Article

 

What's streamflow got to do with it? A probabilistic simulation of the competing oceanographic and fluvial processes driving extreme along-river water levels Öffentlichkeit Deposited

Herunterladbarer Inhalt

PDF Herunterladen
https://ir.library.oregonstate.edu/concern/articles/5m60qz50n

Header

Attribute Name LabelAttribute Values Label
Alt Title
Creator
Abstract
  • Extreme water levels generating flooding in estuarine and coastal environments are often driven by compound events, where many individual processes such as waves, storm surge, streamflow, and tides coincide. Despite this, extreme water levels are typically modeled in isolated open-coast or estuarine environments, potentially mischaracterizing the true risk of flooding facing coastal communities. This paper explores the variability of extreme water levels near the tribal community of La Push, within the Quileute Indian Reservation on the Washington state coast, where a river signal is apparent in tide gauge measurements during high-discharge events. To estimate the influence of multiple forcings on high water levels a hybrid modeling framework is developed, where probabilistic simulations of joint still water level and river discharge occurrences are merged with a hydraulic model that simulates along-river water levels. This methodology produces along-river water levels from thousands of combinations of events not necessarily captured in the observational records. We show that the 100-year still water level event and the 100-year discharge event do not always produce the 100-year along-river water level. Furthermore, along specific sections of river, both still water level and discharge are necessary for producing the 100-year along-river water level. Understanding the relative forcing driving extreme water levels along an ocean-to-river gradient will help communities within inlets better understand their risk to the compounding impacts of various environmental forcing, which is important for increasing their resilience to future flooding events.
License Label
Resource Type
Doi
Date issued
Bibliographic Citation
  • Serafin, K. A., Ruggiero, P., Parker, K., and Hill, D. F.: What's streamflow got to do with it? A probabilistic simulation of the competing oceanographic and fluvial processes driving extreme along-river water levels, Nat. Hazards Earth Syst. Sci., 19, 1415–1431, https://doi.org/10.5194/nhess-19-1415-2019, 2019.
Has Journal
Has Volume
  • 19
Academic Affiliation
Other Affiliation
Urheberrechts-Erklärung
Nested Related Items
Publisher
Peerreviewed
Language
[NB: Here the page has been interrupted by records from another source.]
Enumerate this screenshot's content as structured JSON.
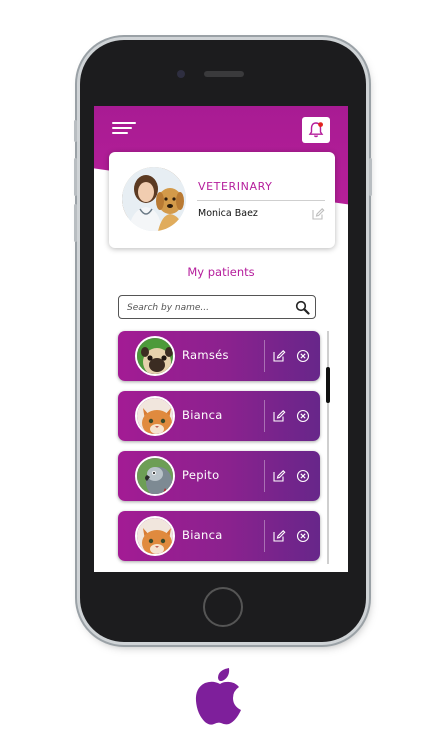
{
  "header": {
    "menu_icon": "hamburger-menu-icon",
    "notification_icon": "bell-icon",
    "accent_color": "#b51e9c"
  },
  "profile": {
    "role": "VETERINARY",
    "name": "Monica Baez",
    "edit_icon": "edit-icon"
  },
  "patients_section": {
    "title": "My patients"
  },
  "search": {
    "placeholder": "Search by name...",
    "icon": "search-icon"
  },
  "patients": [
    {
      "name": "Ramsés",
      "avatar": "pug-dog"
    },
    {
      "name": "Bianca",
      "avatar": "orange-cat"
    },
    {
      "name": "Pepito",
      "avatar": "parrot"
    },
    {
      "name": "Bianca",
      "avatar": "orange-cat"
    }
  ],
  "platform_icon": "apple-logo-icon",
  "platform_color": "#7e1f9b"
}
Beziehungen

Relationships Parent Rows Label

Rows Empty Text

In Collection:

Artikel